Gun violence in America results in over 30,000 deaths a year; more than 80 deaths and 200 gun related injuries everyday.
In the wake of the latest mass shooting in Tucson Arizona, where a mentally unstable 22-year-old gunman bought a semi-automatic pistol and large capacity ammunition clip at a gun store and killed 6 and wounded 14, including a Congresswomen and Federal Judge, members of Congress say they're "shocked".
That such a tragedy could happen to one of their own "just doing her job at such a commonplace" outside a supermarket, seemed surprising to the very group responsible for allowing criminals, terrorists and anyone, no matter how mentally unstable, to legally purchase guns in Arizona and in most states without detection.
After more than 15 years of being a lead advocate for gun violence prevention laws and putting up huge provocative billboards on the Massachusetts Turnpike near Fenway Park, attempting to change the debate in Congress and bring about reasonable national gun policy, maybe we're reaching a tipping point.
Congress has allowed federal gun policy to be dictated by the special interest National Rifle Association in exchange for tens of millions in campaign contributions. The NRA virtually owns the Republican Party and has intimidated the Democrats, including the president, into submission. The NRA has also mastered hate speech -- viciously targeting members of congress who support reasonable gun laws and accusing all law enforcement of being "jack booted thugs", simply for trying to do their job and enforce what few national gun laws exist.

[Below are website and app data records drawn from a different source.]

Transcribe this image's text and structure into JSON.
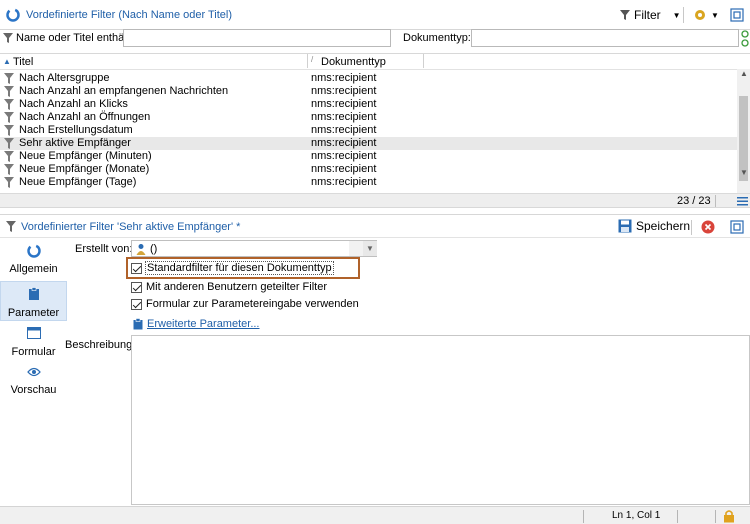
{
  "window": {
    "title": "Vordefinierte Filter (Nach Name oder Titel)"
  },
  "toolbar": {
    "filter_label": "Filter"
  },
  "search": {
    "name_label": "Name oder Titel enthält:",
    "name_value": "",
    "doctype_label": "Dokumenttyp:",
    "doctype_value": ""
  },
  "table": {
    "col_title": "Titel",
    "col_type": "Dokumenttyp",
    "rows": [
      {
        "title": "Nach Altersgruppe",
        "type": "nms:recipient"
      },
      {
        "title": "Nach Anzahl an empfangenen Nachrichten",
        "type": "nms:recipient"
      },
      {
        "title": "Nach Anzahl an Klicks",
        "type": "nms:recipient"
      },
      {
        "title": "Nach Anzahl an Öffnungen",
        "type": "nms:recipient"
      },
      {
        "title": "Nach Erstellungsdatum",
        "type": "nms:recipient"
      },
      {
        "title": "Sehr aktive Empfänger",
        "type": "nms:recipient"
      },
      {
        "title": "Neue Empfänger (Minuten)",
        "type": "nms:recipient"
      },
      {
        "title": "Neue Empfänger (Monate)",
        "type": "nms:recipient"
      },
      {
        "title": "Neue Empfänger (Tage)",
        "type": "nms:recipient"
      }
    ],
    "count": "23 / 23"
  },
  "detail": {
    "title": "Vordefinierter Filter 'Sehr aktive Empfänger' *",
    "save_label": "Speichern",
    "nav": [
      {
        "label": "Allgemein",
        "icon": "globe-icon"
      },
      {
        "label": "Parameter",
        "icon": "clipboard-icon"
      },
      {
        "label": "Formular",
        "icon": "form-icon"
      },
      {
        "label": "Vorschau",
        "icon": "eye-icon"
      }
    ],
    "created_by_label": "Erstellt von:",
    "created_by_value": "()",
    "opt_default": "Standardfilter für diesen Dokumenttyp",
    "opt_shared": "Mit anderen Benutzern geteilter Filter",
    "opt_form": "Formular zur Parametereingabe verwenden",
    "advanced_link": "Erweiterte Parameter...",
    "description_label": "Beschreibung:"
  },
  "status": {
    "position": "Ln 1, Col 1"
  },
  "colors": {
    "accent": "#1f5fa8",
    "highlight_box": "#b0622a",
    "save_icon": "#2b6cb3",
    "close_icon": "#d9443a"
  }
}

As a result, Congress has embraced a dangerously failed gun policy.
In fact if Congress actually tried to further increase gun violence in the US, they could hardly be more effective than the gun policies that exist today. For instance;

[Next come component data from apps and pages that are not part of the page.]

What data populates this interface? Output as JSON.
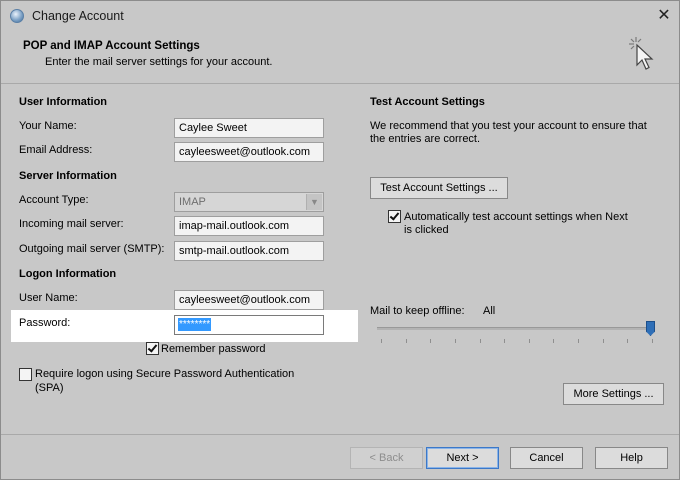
{
  "window": {
    "title": "Change Account"
  },
  "header": {
    "title": "POP and IMAP Account Settings",
    "subtitle": "Enter the mail server settings for your account."
  },
  "user_info": {
    "heading": "User Information",
    "name_label": "Your Name:",
    "name_value": "Caylee Sweet",
    "email_label": "Email Address:",
    "email_value": "cayleesweet@outlook.com"
  },
  "server_info": {
    "heading": "Server Information",
    "type_label": "Account Type:",
    "type_value": "IMAP",
    "incoming_label": "Incoming mail server:",
    "incoming_value": "imap-mail.outlook.com",
    "outgoing_label": "Outgoing mail server (SMTP):",
    "outgoing_value": "smtp-mail.outlook.com"
  },
  "logon_info": {
    "heading": "Logon Information",
    "username_label": "User Name:",
    "username_value": "cayleesweet@outlook.com",
    "password_label": "Password:",
    "password_value": "********",
    "remember_label": "Remember password",
    "remember_checked": true,
    "spa_label_line1": "Require logon using Secure Password Authentication",
    "spa_label_line2": "(SPA)",
    "spa_checked": false
  },
  "test_settings": {
    "heading": "Test Account Settings",
    "desc_line1": "We recommend that you test your account to ensure that",
    "desc_line2": "the entries are correct.",
    "test_button": "Test Account Settings ...",
    "auto_test_line1": "Automatically test account settings when Next",
    "auto_test_line2": "is clicked",
    "auto_test_checked": true
  },
  "offline": {
    "label": "Mail to keep offline:",
    "value": "All",
    "slider_fraction": 1.0
  },
  "more_settings_button": "More Settings ...",
  "footer": {
    "back": "< Back",
    "next": "Next >",
    "cancel": "Cancel",
    "help": "Help"
  },
  "colors": {
    "window_bg": "#c8c8c8",
    "selection": "#3399ff",
    "slider_thumb": "#2f6fb7"
  },
  "icons": [
    "outlook-app-icon",
    "close-icon",
    "wizard-cursor-icon",
    "check-icon",
    "combo-arrow-icon"
  ]
}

- There is no federal law requiring a criminal background check or even proof of ID for all gun sales
- In 33 states and at thousands of annual gun shows criminals, the mentally ill and even terrorists can legally buy firearms from private gun dealers cash and carry, no background check, ID or questions asked
- Congress prohibits the FBI and Bureau of Alcohol, Tobacco, Firearms and Explosives (BATF and E) from regulating gun shows, maintaining gun purchase records and from inspecting gun dealers more than once a year
- Congress prohibits the National Consumer Product Safety Commission from regulating the manufacturing and marketing of firearms
- Congress allowed the 1993 federal ban on assault weapons including high capacity ammunition clips, like used in Tucson this weekend, to expire
- Congress gave the gun industry immunity from law suits
Welcome to the "Hood" Congress -- you have finally reaped what you've sown.
For decades most victims of gun violence in the US have been urban non-white Americans living in our poorest neighborhoods where it's nearly impossible to find a job and all too easy to access firearms. These "commonplace" people and communities have been ravaged by the irresponsible gun policies enacted by Congress.
For black teens and young adults in the US, homicide is the leading cause of death. Blacks represent 13 percent of the nation's population yet account for 49 percent of all homicide victims of which, 82 percent were killed with guns. According to the FBI, in 2007 the homicide rate for black male victims was 20.86 per 100,000 population compared to 3.11 per 100,000 for white males. For blacks aged 15 to 24, 40 percent of all deaths were homicides and 89 percent of these homicides were perpetrated with a firearm.
The death toll that homicide with firearms has exacted on black teens and young adults in America is disproportionate and undeniable. It's unconscionable that Congress has ignored this disparity for so long and it can't be surprising that gun violence is finally reaching rich and powerful white Americans as well.
Certainly there's no simple solution that will reduce all gun violence and improve urban strife in our poorest neighborhoods. Maybe now that members of Congress and Judges are becoming victims of gun violence too, Congress just might consider following Massachusetts' lead by enacting effective gun laws aimed at reducing vs. increasing gun access to kids, criminals, and the mentally ill.
How will Donald Trump’s first 100 days impact YOU? Subscribe, choose the community that you most identify with or want to learn more about and we’ll send you the news that matters most once a week throughout Trump’s first 100 days in office. Learn more